After an hour, Julie stood up. “Oh, my goodness. I must leave and get to the hospital for the evening shift. It was nice to meet you.”

“Wait. Do you come here often? I am being presumptuous, but I would like to see you again,” Jim stammered.

Trusting her instincts, she smiled and said, “I am here every Friday at one in the afternoon. I like to come here and enjoy nature, the quiet, and to gaze at the beautiful oak tree across from this bench.”

“Perhaps we could meet here next Friday. By the way, my name is Jim Agen.” He extended his hand.

Julie took his hand and replied, “I am Julie Henderson. I’ll be here.”

They both felt a special energy sweep through them when their hands touched.

For several months, they met each Friday, same time and place. The park bench knew when they held hands for the first time, each embrace and kiss, and heard their words of affection.

When the weather changed to winter, they just swept the snow off the bench and enjoyed the wintry beauty. In the spring, they breathed in the fragrant smells from the cherry blossoms. On a hot summer day, Jim proposed to Julie. They got married on October 19, 1990, standing in front of their favorite bench decorated with red chrysanthemums and red leaves from the oak tree. It had been a part of their lives from that first meeting and was proud to be at the center of the ceremony.

Over the first months of marriage, Julie encouraged her husband. “Follow your dream of having your own restaurant. Don’t let naysayers stop you.”

With his wife’s help, Jim opened his restaurant Autumn, serving soups, sandwiches, and homemade desserts. It was a successful business and soon he opened two more restaurants naming them Autumn Leaves and Autumn Waltz. The couple filled one wall of each restaurant with books available for the customers to enjoy. Soothing music playing Vivaldi’s The Four Seasons, an orchestral rendition of Autumn Waltz, or Nat King Cole singing Autumn Leaves completed the ambiance.

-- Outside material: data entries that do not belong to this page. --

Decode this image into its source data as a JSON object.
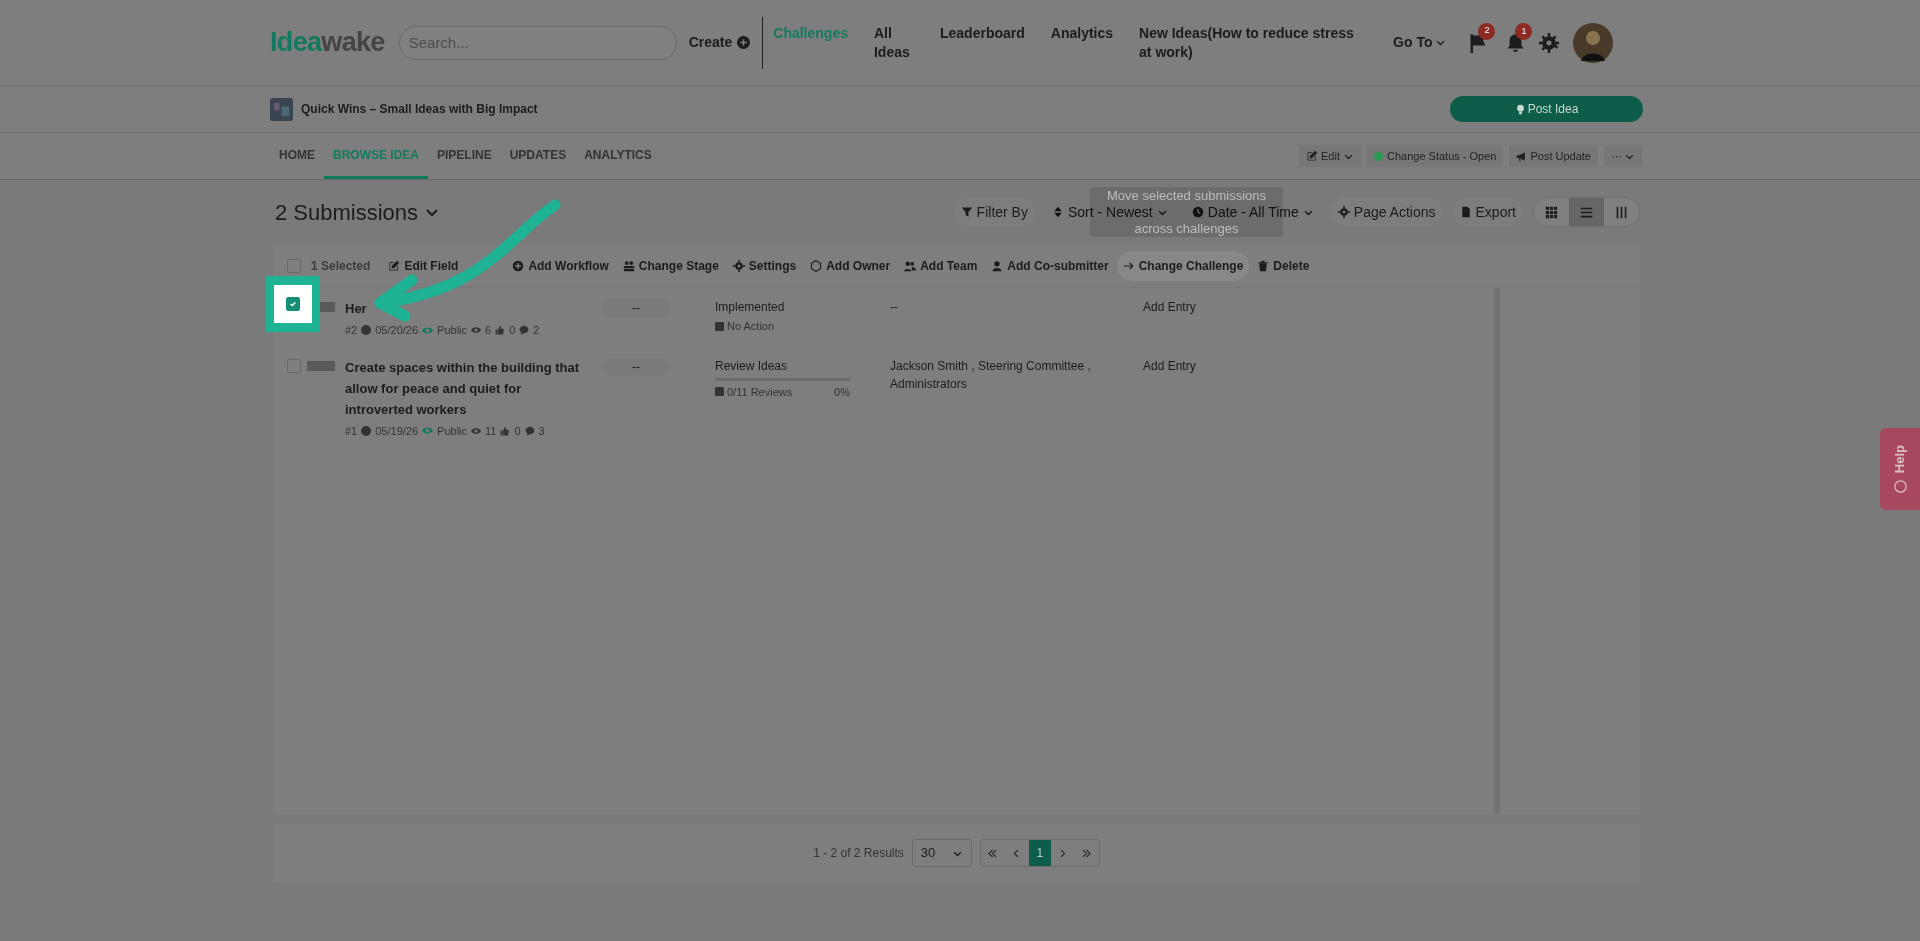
{
  "header": {
    "logo_left": "Idea",
    "logo_right": "wake",
    "search": {
      "placeholder": "Search..."
    },
    "create": "Create",
    "nav": [
      {
        "label": "Challenges",
        "selected": true
      },
      {
        "label": "All Ideas",
        "selected": false
      },
      {
        "label": "Leaderboard",
        "selected": false
      },
      {
        "label": "Analytics",
        "selected": false
      },
      {
        "label": "New Ideas(How to reduce stress at work)",
        "selected": false
      }
    ],
    "goto": "Go To",
    "flag_badge": "2",
    "bell_badge": "1"
  },
  "challenge": {
    "title": "Quick Wins – Small Ideas with Big Impact",
    "post_idea": "Post Idea"
  },
  "tabs": [
    {
      "label": "HOME",
      "selected": false
    },
    {
      "label": "BROWSE IDEA",
      "selected": true
    },
    {
      "label": "PIPELINE",
      "selected": false
    },
    {
      "label": "UPDATES",
      "selected": false
    },
    {
      "label": "ANALYTICS",
      "selected": false
    }
  ],
  "tab_actions": {
    "edit": "Edit",
    "status": "Change Status - Open",
    "post_update": "Post Update",
    "more": "···"
  },
  "submissions_title": "2 Submissions",
  "toolbar": [
    {
      "kind": "filter",
      "label": "Filter By"
    },
    {
      "kind": "sort",
      "label": "Sort - Newest"
    },
    {
      "kind": "date",
      "label": "Date - All Time"
    },
    {
      "kind": "gear",
      "label": "Page Actions"
    },
    {
      "kind": "file",
      "label": "Export"
    }
  ],
  "views": [
    {
      "kind": "grid",
      "selected": false
    },
    {
      "kind": "list",
      "selected": true
    },
    {
      "kind": "columns",
      "selected": false
    }
  ],
  "tooltip": {
    "line_1": "Move selected submissions",
    "line_2": "across challenges"
  },
  "bulk": {
    "checked": false,
    "selected_count": "1 Selected",
    "actions": [
      {
        "kind": "edit",
        "label": "Edit Field"
      },
      {
        "kind": "plus",
        "label": "Add Workflow"
      },
      {
        "kind": "stage",
        "label": "Change Stage"
      },
      {
        "kind": "gear",
        "label": "Settings"
      },
      {
        "kind": "cube",
        "label": "Add Owner"
      },
      {
        "kind": "team",
        "label": "Add Team"
      },
      {
        "kind": "user",
        "label": "Add Co-submitter"
      },
      {
        "kind": "arrow",
        "label": "Change Challenge",
        "selected": true
      },
      {
        "kind": "trash",
        "label": "Delete"
      }
    ]
  },
  "rows": [
    {
      "checked": true,
      "title": "Her",
      "number": "#2",
      "date": "05/20/26",
      "visibility": "Public",
      "views": "6",
      "likes": "0",
      "comments": "2",
      "pill": "--",
      "stage": "Implemented",
      "kind": "action",
      "note": "No Action",
      "people": "--",
      "entry": "Add Entry"
    },
    {
      "checked": false,
      "title": "Create spaces within the building that allow for peace and quiet for introverted workers",
      "number": "#1",
      "date": "05/19/26",
      "visibility": "Public",
      "views": "11",
      "likes": "0",
      "comments": "3",
      "pill": "--",
      "stage": "Review Ideas",
      "kind": "review",
      "note": "0/11 Reviews",
      "level": 0,
      "percent": "0%",
      "people": "Jackson Smith , Steering Committee , Administrators",
      "entry": "Add Entry"
    }
  ],
  "pagination": {
    "results": "1 - 2 of 2 Results",
    "per_page": "30",
    "pages": [
      {
        "label": "1",
        "selected": true
      }
    ]
  },
  "help": "Help"
}
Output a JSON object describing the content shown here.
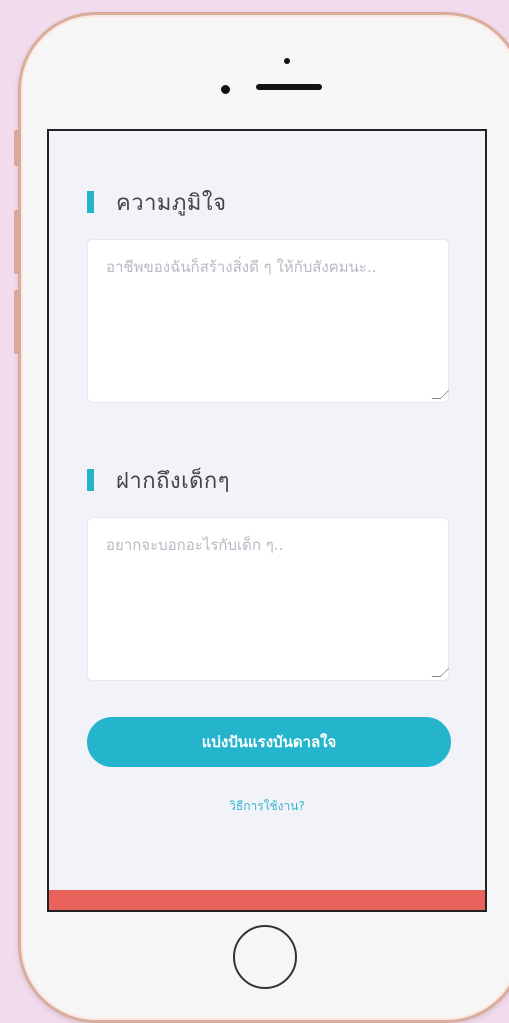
{
  "pride": {
    "title": "ความภูมิใจ",
    "placeholder": "อาชีพของฉันก็สร้างสิ่งดี ๆ ให้กับสังคมนะ.."
  },
  "message": {
    "title": "ฝากถึงเด็กๆ",
    "placeholder": "อยากจะบอกอะไรกับเด็ก ๆ.."
  },
  "share_button_label": "แบ่งปันแรงบันดาลใจ",
  "howto_link": "วิธีการใช้งาน?",
  "colors": {
    "accent": "#24b5cc",
    "footer": "#e9625b",
    "background": "#f3dbee"
  }
}
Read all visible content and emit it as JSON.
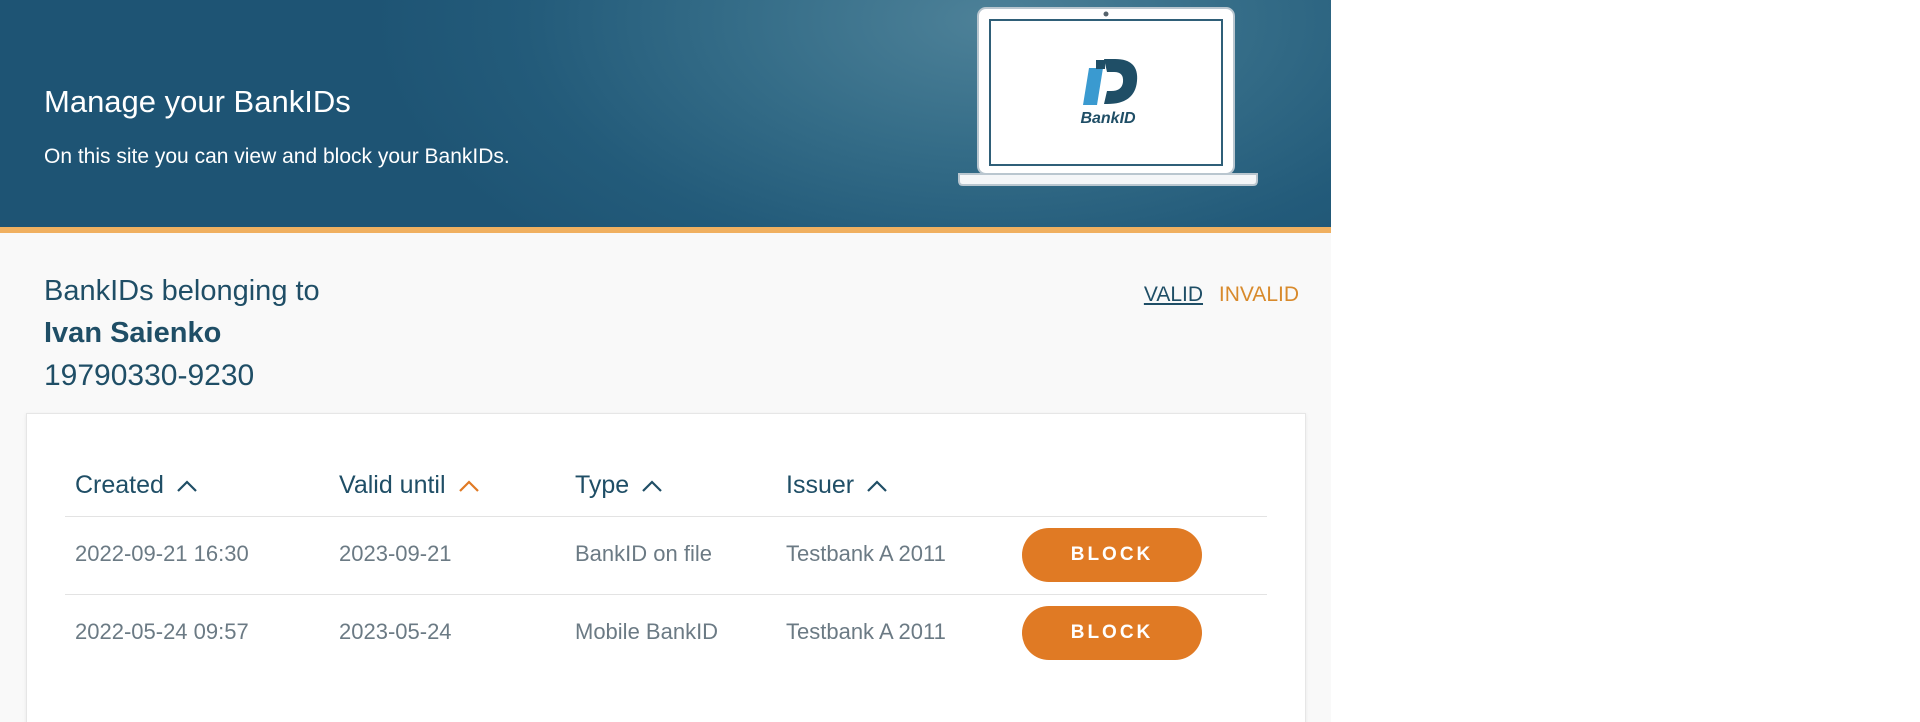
{
  "hero": {
    "title": "Manage your BankIDs",
    "subtitle": "On this site you can view and block your BankIDs.",
    "logo_text": "BankID"
  },
  "owner": {
    "heading": "BankIDs belonging to",
    "name": "Ivan Saienko",
    "personal_number": "19790330-9230"
  },
  "filters": {
    "valid_label": "VALID",
    "invalid_label": "INVALID",
    "active": "VALID"
  },
  "table": {
    "columns": [
      "Created",
      "Valid until",
      "Type",
      "Issuer"
    ],
    "sorted_column": "Valid until",
    "rows": [
      {
        "created": "2022-09-21 16:30",
        "valid_until": "2023-09-21",
        "type": "BankID on file",
        "issuer": "Testbank A 2011",
        "action": "BLOCK"
      },
      {
        "created": "2022-05-24 09:57",
        "valid_until": "2023-05-24",
        "type": "Mobile BankID",
        "issuer": "Testbank A 2011",
        "action": "BLOCK"
      }
    ]
  },
  "colors": {
    "brand_dark": "#1f4e66",
    "accent_orange": "#e07a24",
    "highlight_orange": "#f0b060",
    "hero_blue": "#235b7a"
  },
  "icons": {
    "sort": "chevron-up-icon",
    "logo": "bankid-logo"
  }
}
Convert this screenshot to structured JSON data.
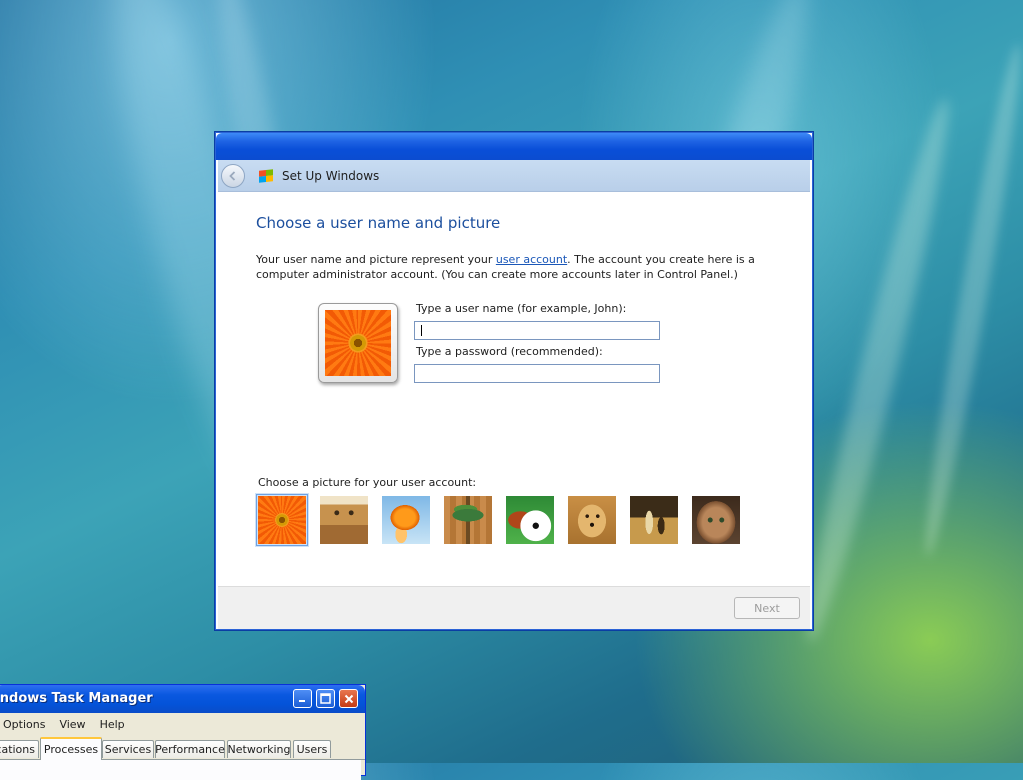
{
  "setup_window": {
    "nav_title": "Set Up Windows",
    "heading": "Choose a user name and picture",
    "intro": {
      "before_link": "Your user name and picture represent your ",
      "link": "user account",
      "after_link": ". The account you create here is a computer administrator account. (You can create more accounts later in Control Panel.)"
    },
    "username_label": "Type a user name (for example, John):",
    "username_value": "",
    "password_label": "Type a password (recommended):",
    "password_value": "",
    "picture_label": "Choose a picture for your user account:",
    "pictures": [
      "gerbera",
      "robot",
      "goldfish",
      "bonsai",
      "ball",
      "puppy",
      "chess",
      "kitten"
    ],
    "selected_picture": "gerbera",
    "next_label": "Next",
    "next_enabled": false
  },
  "task_manager": {
    "title": "Windows Task Manager",
    "menu": [
      "Options",
      "View",
      "Help"
    ],
    "tabs": [
      "Applications",
      "Processes",
      "Services",
      "Performance",
      "Networking",
      "Users"
    ],
    "active_tab": "Processes"
  },
  "colors": {
    "heading": "#1c4f9e",
    "link": "#1a57b8",
    "title_bar": "#0a4fd8",
    "nav_bar": "#c8dcf2"
  }
}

Julie quit her job at the hospital and became the manager of all the restaurants.

Despite their busy schedules and were married, they continued to spend every Friday afternoon together on the park bench. They talked about their week, hopes and dreams, growing family, and love for each other. Julie loved to say, “I think the angels were tripping over each other to find a way for us to meet. I am grateful that you decided to have lunch in the park that Friday.”

The years passed by, and one Friday only Julie came to the park. Once again, the board creaked as she sat down, letting out a sorrowful sigh. She spent her time talking out loud as if Jim were there. A tear fell on one wooden slat and Julie thought she heard a moaning sound.

Six months later, the October sky was cloudy and the last of the oak’s leaves had fallen. It was Friday, but the park bench was empty. It missed Jim and Julie who never sat on the park bench again.

The End

I hope you enjoyed my short story and I welcome your comments. Writing in a flash-fiction format is fun and challenging at the same time. If you would like to participate in this or any future Flash-Fiction opportunity, please click on this link https://sooozburkeauthor.com

Suzanne Burke is an outstanding and creative author.